I like waiting for some things.  For example, waiting for bread to rise or cookies to bake.   I love waiting and watching as the seeds in my garden begin to sprout.  I don't mind waiting for my children to wake from naps. Sleeping children are absolute bliss.  This week I waited for Addison to run a 5K with her father and I waited for Charlie to discover the rabbit we were house sitting.  The poor cat, when he finally did discover the rabbit, he took off running for the hills.

Then there are the things I don't like waiting for.

Waiting for the next disc from season three of Battlestar Galactica.
Waiting for the next new episode of Lost.
Waiting to lose the baby fat (this may be more of an ignoring than a waiting? not sure.)

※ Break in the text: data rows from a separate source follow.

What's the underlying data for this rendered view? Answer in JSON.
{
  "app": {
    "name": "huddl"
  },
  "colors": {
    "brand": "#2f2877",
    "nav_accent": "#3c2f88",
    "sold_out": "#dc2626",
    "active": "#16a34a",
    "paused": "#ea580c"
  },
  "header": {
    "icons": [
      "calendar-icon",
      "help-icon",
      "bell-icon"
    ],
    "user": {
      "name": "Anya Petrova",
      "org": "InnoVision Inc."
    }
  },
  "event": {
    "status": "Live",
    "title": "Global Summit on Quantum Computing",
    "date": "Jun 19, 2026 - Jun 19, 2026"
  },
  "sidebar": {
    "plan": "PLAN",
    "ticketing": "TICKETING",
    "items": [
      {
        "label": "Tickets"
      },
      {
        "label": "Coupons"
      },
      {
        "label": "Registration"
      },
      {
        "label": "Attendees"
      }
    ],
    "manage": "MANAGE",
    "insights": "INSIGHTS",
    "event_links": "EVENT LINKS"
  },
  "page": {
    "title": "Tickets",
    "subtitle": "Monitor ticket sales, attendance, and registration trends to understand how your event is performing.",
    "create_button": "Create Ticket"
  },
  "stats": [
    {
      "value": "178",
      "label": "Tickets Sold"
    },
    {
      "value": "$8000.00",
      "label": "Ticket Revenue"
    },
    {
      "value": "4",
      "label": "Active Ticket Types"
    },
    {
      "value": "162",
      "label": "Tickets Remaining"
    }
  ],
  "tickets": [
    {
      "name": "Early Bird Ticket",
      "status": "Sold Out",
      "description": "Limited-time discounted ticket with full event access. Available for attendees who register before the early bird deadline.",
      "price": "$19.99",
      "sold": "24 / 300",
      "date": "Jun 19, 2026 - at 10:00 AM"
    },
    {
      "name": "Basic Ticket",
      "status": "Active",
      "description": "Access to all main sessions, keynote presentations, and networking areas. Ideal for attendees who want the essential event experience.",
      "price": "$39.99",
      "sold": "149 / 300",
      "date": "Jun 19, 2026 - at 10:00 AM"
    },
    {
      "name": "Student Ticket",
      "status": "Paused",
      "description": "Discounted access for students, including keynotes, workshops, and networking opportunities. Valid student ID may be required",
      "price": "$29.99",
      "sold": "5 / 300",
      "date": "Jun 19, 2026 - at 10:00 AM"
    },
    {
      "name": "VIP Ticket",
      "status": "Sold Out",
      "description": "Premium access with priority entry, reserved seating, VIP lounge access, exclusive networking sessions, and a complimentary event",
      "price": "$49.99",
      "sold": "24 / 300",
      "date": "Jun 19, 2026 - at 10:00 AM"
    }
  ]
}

This week I waited for Mason to cut a new tooth (his third).  Most of this waiting took place in the middle of the night;  waiting for the crying to stop, waiting for him to be soothed back to sleep, waiting for the Tylenol to kick in. Waiting to lose my sanity.
We are also still waiting for a new job.   Douglas has a few contacts that are promising, and we are waiting to hear from them.  We are also waiting to see how long our finances can withstand the drought.  Speaking of jobs, I'll also be waiting for the results from my TB test so that I can start substitute teaching a few days a week. 

I'm also waiting for my voice to go back to normal.  I seem to have a bit of laryngitis this week. Rather than having a sexy, husky voice - I am told I sound more like Marge Simpson's sisters.   How nice. 

And I am waiting to hear from you.  Help me out - what are you waiting for?

Monday, April 7, 2008

Antelope Valley California Poppy Reserve

Yesterday we took a field trip to the Antelope Valley California Poppy Reserve.  Each spring, since moving to California, I have wanted to go see wildflowers.  Something has always gotten in the way, but not this year. We packed up the car and drove an hour and a half north to Lancaster and then west to the reserve. 
As you are driving out from Lancaster you can see hills in the distance that are awash in a strange, almost unnatural, salmon orange.  Then you pass the sign that says 11 miles to the reserve and you are even more amazed by the blaze of color you can see from this distance.  

Admittedly, we are not the smartest crew, visiting a poppy reserve during peak bloom season on a Sunday afternoon.  (And by telling you that, you now also know we skipped out on the Sunday afternoon session. If Douglas doesn't get a new job soon we'll all know why.)  Let's just say the reserve was crowded! It was also very windy.  But despite all the drawbacks - it was beautiful.  Here are a few pictures.

Wednesday, April 2, 2008

Societal Dilemma or Not?

Lately, I can't stop thinking about plastic bags.  They are a pernicious evil that everyone in the retail business wants to push on me.  Oh, you want to buy a bottle of water - here let me put it into a plastic bag for you.  At one store when I asked for paper, the bagger actually put my paper bag into a plastic bag.  They must have been worried that I wasn't doing my daily part in contributing to pollution and global warming.    

As a family we are going to try to completely eliminate the use of plastic bags this year.  So now we have some problem solving to do.  Do I have to give up freezer bags?  And what should Addi carry her sandwich in - perhaps a retro waxpaper wrap?  I'll need an alternative in the produce department for my apples and loose carrots.  And what about the meat department?  No more placing my meat in individual little plastic bags.  Then there is the dry cleaners - do I have to stop using their services - heaven forbid! Clothing retailers usually offer plastic bags as well. Target (one of my most frequented stores) doesn't offer paper bags.  And then there is the garbage bag question - what do you replace those with? 

I'm not sure yet how we will solve these dilemmas.  My guess is that we will probably discover that there is no dilemma - that it is all in our heads.   We'll start carrying reusable bags and feel slightly superior to "regular" shoppers as we're buying our disposable diapers and carrying them home in our cloth bags.